Facilities 7 September 2018

King’s helipad: when every second counts

In emergency situations, where minutes can mean the difference between life and death, the helipad at King’s College Hospital is now operational 24/7 thanks to our generous supporters.
Birds-eye view of the helipad on a bright day with blue skies. The helipad has a bright yellow circle with a red cross in the middle to help air ambulances identify the landing spot. The London skyline is visible in the background.

Alongside a contribution from the County Air Ambulance HELP Appeal, we were so proud of our supporters who generously donated funds to build the new helipad at King’s. Opening in 2016, the helipad sits on top of the ten-storey Ruskin Wing at King’s College Hospital at Denmark Hill and dramatically speeds up the time taken to transfer critically ill patients to King’s – reducing the time from landing to treatment to just five minutes. Previously, helicopters would land in nearby Ruskin Park and patients were transferred by road, which could take up to 25 minutes.

Today, the helipad is operational 24 hours a day, seven days a week, which means any patients requiring specialist trauma treatment and care in southeast London and Kent can be airlifted to King’s in less than 30 minutes at any time of the day or night.

“A 24/7 helipad at King’s is a game-changer for patients in south-east London and Kent as time is absolutely critical when it comes to treating trauma patients. Those with head injuries, multiple fractures or significant blood loss require timely treatment by a specialist team with the right equipment. The air ambulance crew can now administer emergency care on scene and, in less than half an hour, transfer patients to a specialist trauma hospital.”
Dr Malcolm Tunnicliff, Consultant in Emergency Medicine and Major Trauma at King’s College Hospital.
Dr Malcolm Tunnicliffe, Consultant in Emergency Medicine and Major Trauma at King’s College Hospital, standing on the helipad. He is wearing bright blue scrubs, which contrast strikingly to the stormy dark sky and clouds.
Dr Malcolm Tunnicliff, Consultant in Emergency Medicine and Major Trauma at King’s College Hospital, on top of the helipad.

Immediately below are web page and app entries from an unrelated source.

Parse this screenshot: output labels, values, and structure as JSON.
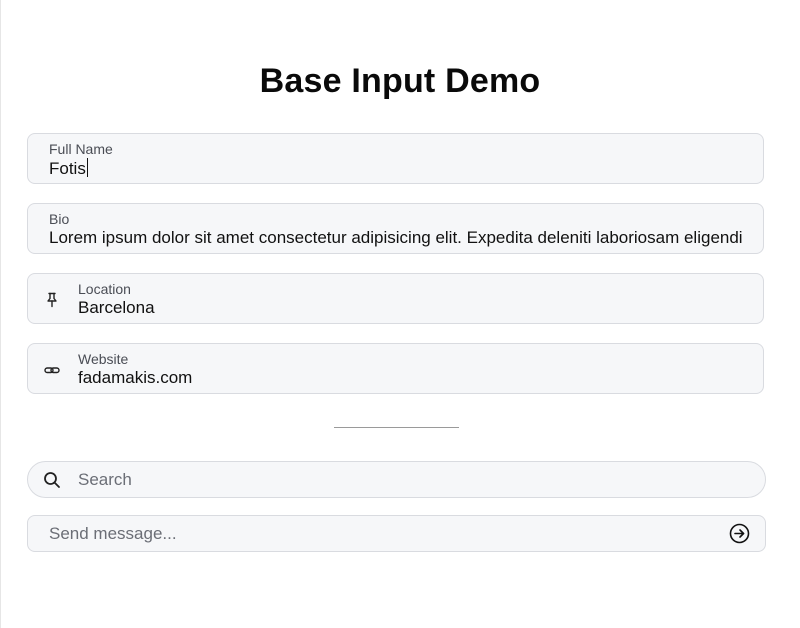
{
  "page": {
    "title": "Base Input Demo"
  },
  "fields": {
    "full_name": {
      "label": "Full Name",
      "value": "Fotis"
    },
    "bio": {
      "label": "Bio",
      "value": "Lorem ipsum dolor sit amet consectetur adipisicing elit. Expedita deleniti laboriosam eligendi"
    },
    "location": {
      "label": "Location",
      "value": "Barcelona",
      "icon": "pin-icon"
    },
    "website": {
      "label": "Website",
      "value": "fadamakis.com",
      "icon": "link-icon"
    }
  },
  "search": {
    "placeholder": "Search",
    "icon": "search-icon"
  },
  "message": {
    "placeholder": "Send message...",
    "icon": "arrow-right-circle-icon"
  }
}
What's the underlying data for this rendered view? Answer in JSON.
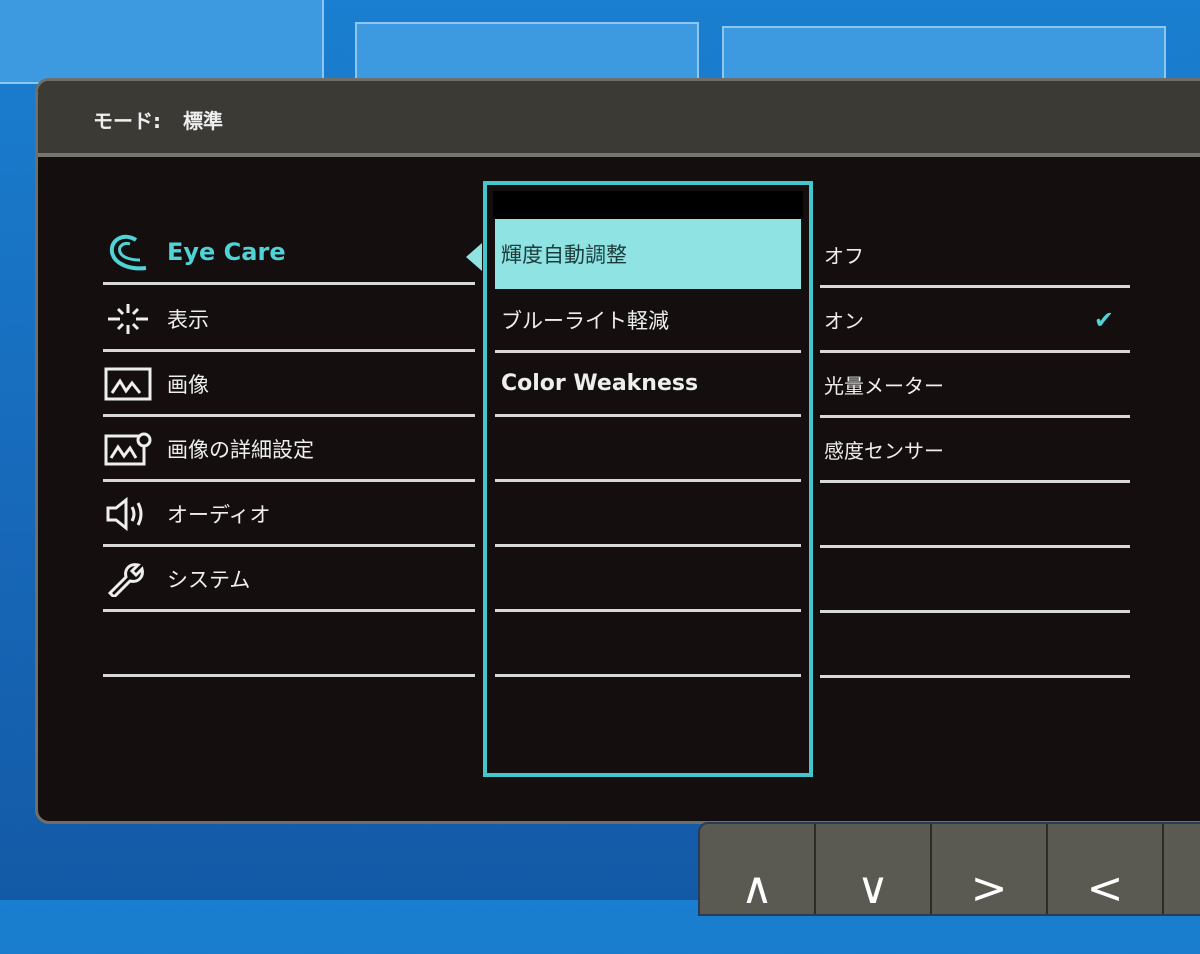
{
  "header": {
    "mode_label": "モード:",
    "mode_value": "標準"
  },
  "left_menu": [
    {
      "label": "Eye Care",
      "icon": "eye-care-icon",
      "active": true
    },
    {
      "label": "表示",
      "icon": "display-icon"
    },
    {
      "label": "画像",
      "icon": "picture-icon"
    },
    {
      "label": "画像の詳細設定",
      "icon": "picture-advanced-icon"
    },
    {
      "label": "オーディオ",
      "icon": "speaker-icon"
    },
    {
      "label": "システム",
      "icon": "wrench-icon"
    },
    {
      "label": ""
    }
  ],
  "middle_menu": [
    {
      "label": "輝度自動調整",
      "selected": true
    },
    {
      "label": "ブルーライト軽減"
    },
    {
      "label": "Color Weakness"
    },
    {
      "label": ""
    },
    {
      "label": ""
    },
    {
      "label": ""
    },
    {
      "label": ""
    }
  ],
  "right_options": [
    {
      "label": "オフ"
    },
    {
      "label": "オン",
      "checked": true,
      "check": "✔"
    },
    {
      "label": "光量メーター"
    },
    {
      "label": "感度センサー"
    },
    {
      "label": ""
    },
    {
      "label": ""
    },
    {
      "label": ""
    }
  ],
  "buttons": [
    {
      "label": "∧",
      "icon": "up-icon"
    },
    {
      "label": "∨",
      "icon": "down-icon"
    },
    {
      "label": ">",
      "icon": "right-icon"
    },
    {
      "label": "<",
      "icon": "left-icon"
    }
  ],
  "colors": {
    "accent": "#44c7cc",
    "selected_bg": "#8fe3e3",
    "panel_bg": "#140e0e"
  }
}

Mr Rob Bentley, Director of Trauma at King’s, says that the construction of the helipad represents a major step-forward for trauma in London. 

“King’s is already a major trauma centre but with the addition of a helipad on the hospital site we will bring truly world-class trauma facilities to this part of London.”
Rob Bentley
Gail Scott-Spicer (King's College Hospital Charity's CEO), and two King's staff members standing outside the Wellbeing Hub, all wearing masks. They are standing in front of a large banner in NHS-branded blue and white. The banner reads 'Staff Wellbeing Hub' and has a blue heart on it.

The Wellbeing Hub: a sanctuary away from the wards

Thanks to supporters who gave so generously to our first emergency Hospital Heroes Appeal in 2020, we were able to set up a temporary Wellbeing Hub for exhausted staff in King’s College Hospital during the pandemic. With further funding, we have now been able to ensure that the Hub is a permanent fixture. The Wellbeing Hub: a sanctuary away from wards